Some members of the band, in particular John LaJohn (born Cosimo DiGiovanni), whose family was among the first Italian immigrants to settle in Falconer, NY, enjoyed careers as teachers of music for many in the city of Jamestown. Mr. LaJohn, a graduate of the Marcus Lucius Quinn Conservatory of Music and the Sherwood School of Music, taught piano, organ, saxophone, and clarinet. However, he was not only a member of the Imperial Band as a clarinetist but was also a member of the Italian Band, the Jamestown Municipal Band, Company E Band, the Old Timers Band, the Corona Band, the Jamestown Concert Band, and was the director of his own orchestra in his earlier years.
The name Joy is probably familiar to many, especially those who knew Vincent Joy, Sr., always known as Vince, as the boys’ physical education instructor at Jefferson Jr. High as well as Jamestown High School, where he also coached. Joshua Joy, who was the director of the Imperial Band for twenty-two years, drew his young son Vince into the Imperial Band where, like his father, he played the trumpet. Vince joined the band at age 13 in 1933 and remained a member until the age of 18 when he had to decide where his life’s work would take him: music or athletics. Of course, it was athletics, and Vince enjoyed a career as a well-respected teacher and track and football coach.
Vince’s father, Joshua Joy, learned the fundamentals of music in his home town of Marianopoli, Sicily, were music seemed to be part of the education of its young male population. But in addition to playing in various musical organizations in the Jamestown area, Joshua Joy extended his talents to play as a local with the small rodeo band that came to Gerry, NY for many summers. As Vince recalled, the rodeo band was similar to a circus band because it performed for the duration of the rodeo playing fast and furious without much interruption—demanding to say the least! Nevertheless, it was a musical challenge that Joshua Joy enjoyed for the seven or eight summers that he was part of it.

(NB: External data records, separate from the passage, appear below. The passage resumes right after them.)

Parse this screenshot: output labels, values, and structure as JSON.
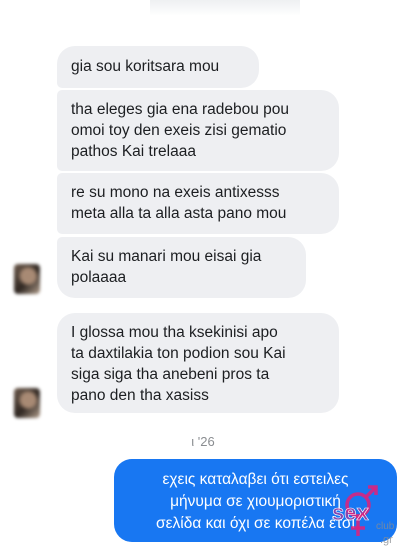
{
  "messages_in": [
    {
      "lines": [
        "gia sou koritsara mou"
      ]
    },
    {
      "lines": [
        "tha eleges gia ena radebou  pou",
        "omoi toy den exeis zisi gematio",
        "pathos Kai trelaaa"
      ]
    },
    {
      "lines": [
        "re su mono na exeis antixesss",
        "meta alla ta alla asta pano mou"
      ]
    },
    {
      "lines": [
        "Kai su manari mou eisai gia",
        "polaaaa"
      ]
    },
    {
      "lines": [
        "I glossa mou tha ksekinisi apo",
        "ta daxtilakia ton podion sou Kai",
        "siga siga tha anebeni pros ta",
        "pano den tha xasiss"
      ]
    }
  ],
  "timestamp": "ι '26",
  "message_out": {
    "lines": [
      "εχεις καταλαβει ότι εστειλες",
      "μήνυμα σε χιουμοριστική",
      "σελίδα και όχι σε κοπέλα έτσι"
    ]
  },
  "watermark": {
    "brand": "sex",
    "suffix": "club",
    "tld": ".gr"
  },
  "colors": {
    "incoming_bubble": "#eeeff2",
    "outgoing_bubble": "#1877f2",
    "watermark_pink": "#e2207a"
  },
  "icons": {
    "avatar": "blurred-profile-photo",
    "watermark_symbol": "female-male-symbol"
  }
}
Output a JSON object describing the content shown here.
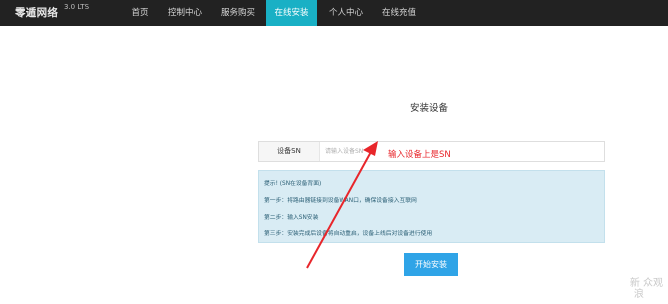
{
  "navbar": {
    "brand": "零遁网络",
    "version": "3.0 LTS",
    "items": [
      {
        "label": "首页"
      },
      {
        "label": "控制中心"
      },
      {
        "label": "服务购买"
      },
      {
        "label": "在线安装",
        "active": true
      },
      {
        "label": "个人中心"
      },
      {
        "label": "在线充值"
      }
    ],
    "background_color": "#222222",
    "active_color": "#19b0c5"
  },
  "main": {
    "title": "安装设备",
    "sn_field": {
      "label": "设备SN",
      "placeholder": "请输入设备SN",
      "value": ""
    },
    "annotation": "输入设备上是SN",
    "annotation_color": "#e8262b",
    "tips": {
      "heading": "提示!  (SN在设备背面)",
      "steps": [
        "第一步：将路由器链接到设备WAN口，确保设备接入互联网",
        "第二步：输入SN安装",
        "第三步：安装完成后设备将自动重启，设备上线后对设备进行使用"
      ],
      "background_color": "#d9ecf4"
    },
    "start_button": "开始安装",
    "button_color": "#2fa4e7"
  },
  "watermark": {
    "line1": "新 众观",
    "line2": "浪"
  }
}
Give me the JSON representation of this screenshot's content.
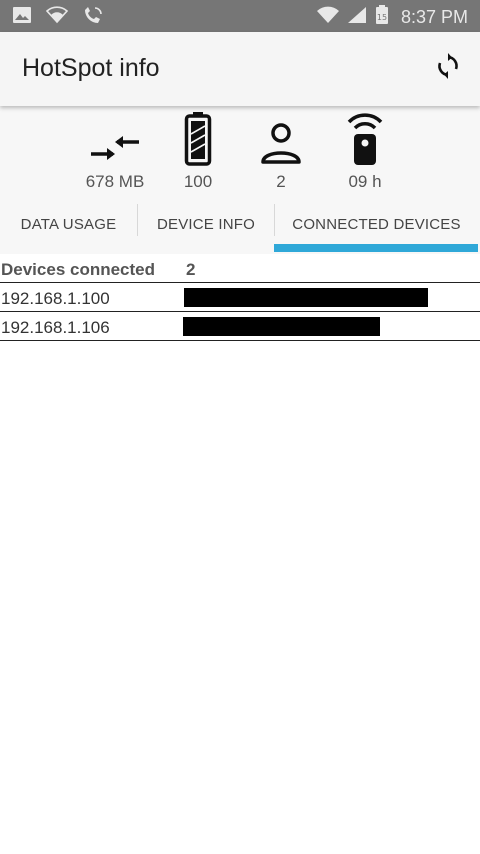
{
  "status_bar": {
    "time": "8:37 PM",
    "icons": [
      "image-icon",
      "wifi-hotspot-icon",
      "phone-icon",
      "wifi-signal-icon",
      "cell-signal-icon",
      "battery-icon"
    ]
  },
  "app_bar": {
    "title": "HotSpot info",
    "refresh_icon": "refresh-icon"
  },
  "stats": [
    {
      "icon": "data-transfer-icon",
      "value": "678 MB"
    },
    {
      "icon": "battery-full-icon",
      "value": "100"
    },
    {
      "icon": "person-icon",
      "value": "2"
    },
    {
      "icon": "hotspot-device-icon",
      "value": "09 h"
    }
  ],
  "tabs": [
    {
      "label": "DATA USAGE",
      "selected": false
    },
    {
      "label": "DEVICE INFO",
      "selected": false
    },
    {
      "label": "CONNECTED DEVICES",
      "selected": true
    }
  ],
  "accent_color": "#2fa8d8",
  "devices_table": {
    "header_label": "Devices connected",
    "header_value": "2",
    "rows": [
      {
        "ip": "192.168.1.100"
      },
      {
        "ip": "192.168.1.106"
      }
    ]
  }
}
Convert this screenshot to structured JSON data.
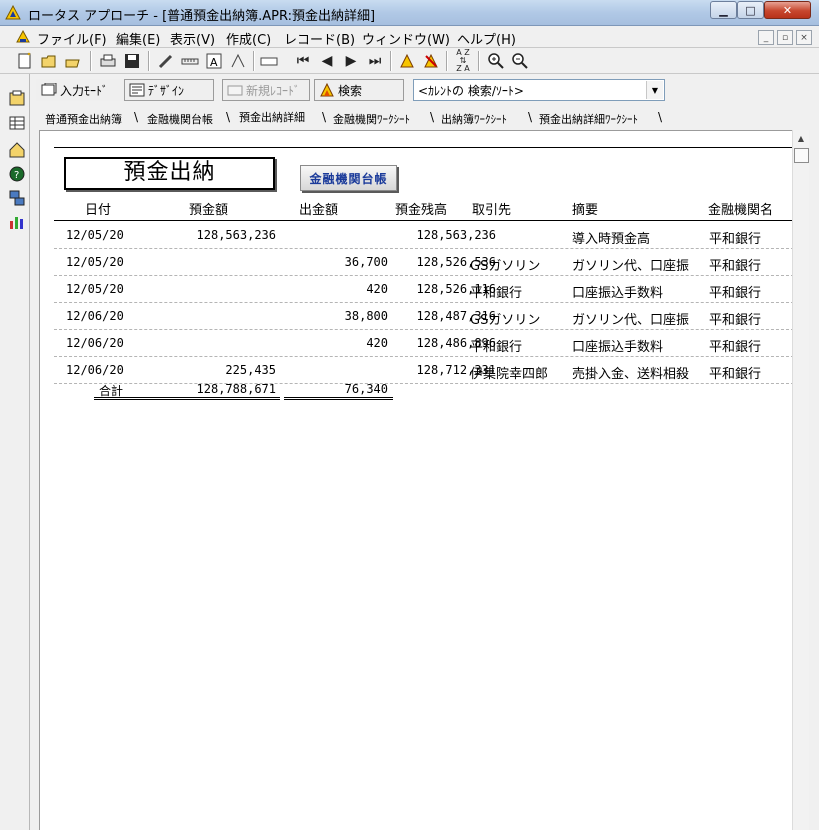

Two other members of the Imperial Band were remembered in my article “The Imperial Band” in my second book BROOKLYN SQUARE, THE LOST NEIGHBORHOOD, AND BEYOND (2013): John D’Angelo, an immigrant from Pratola Peligno, Italy, who played the clarinet and was the father of Frances D’Angelo, who followed a career in education in Jamestown, and Frank Fadale, an immigrant from Valledolmo, Sicily, who also played the clarinet and was the father of Carolyn Fadale Demarest, an RN and long-time Jamestown resident, having spent her early years on Victoria Avenue. All are deceased. But as I was preparing my book, two poignant recollections were recorded from the memories of the daughters of these men. Frances always remembered her father’s Imperial Band uniform that hung in a prominent place in the closet: a black gabardine suit with collar and cuffs in black velvet with a gold braid trim. Carolyn kept her father’s clarinet for all of her long life, 103 years, and whose daughter Carolyn Demarest Gold now possesses as a family keepsake. Memories of a band formed by immigrants and well kept by their descendants.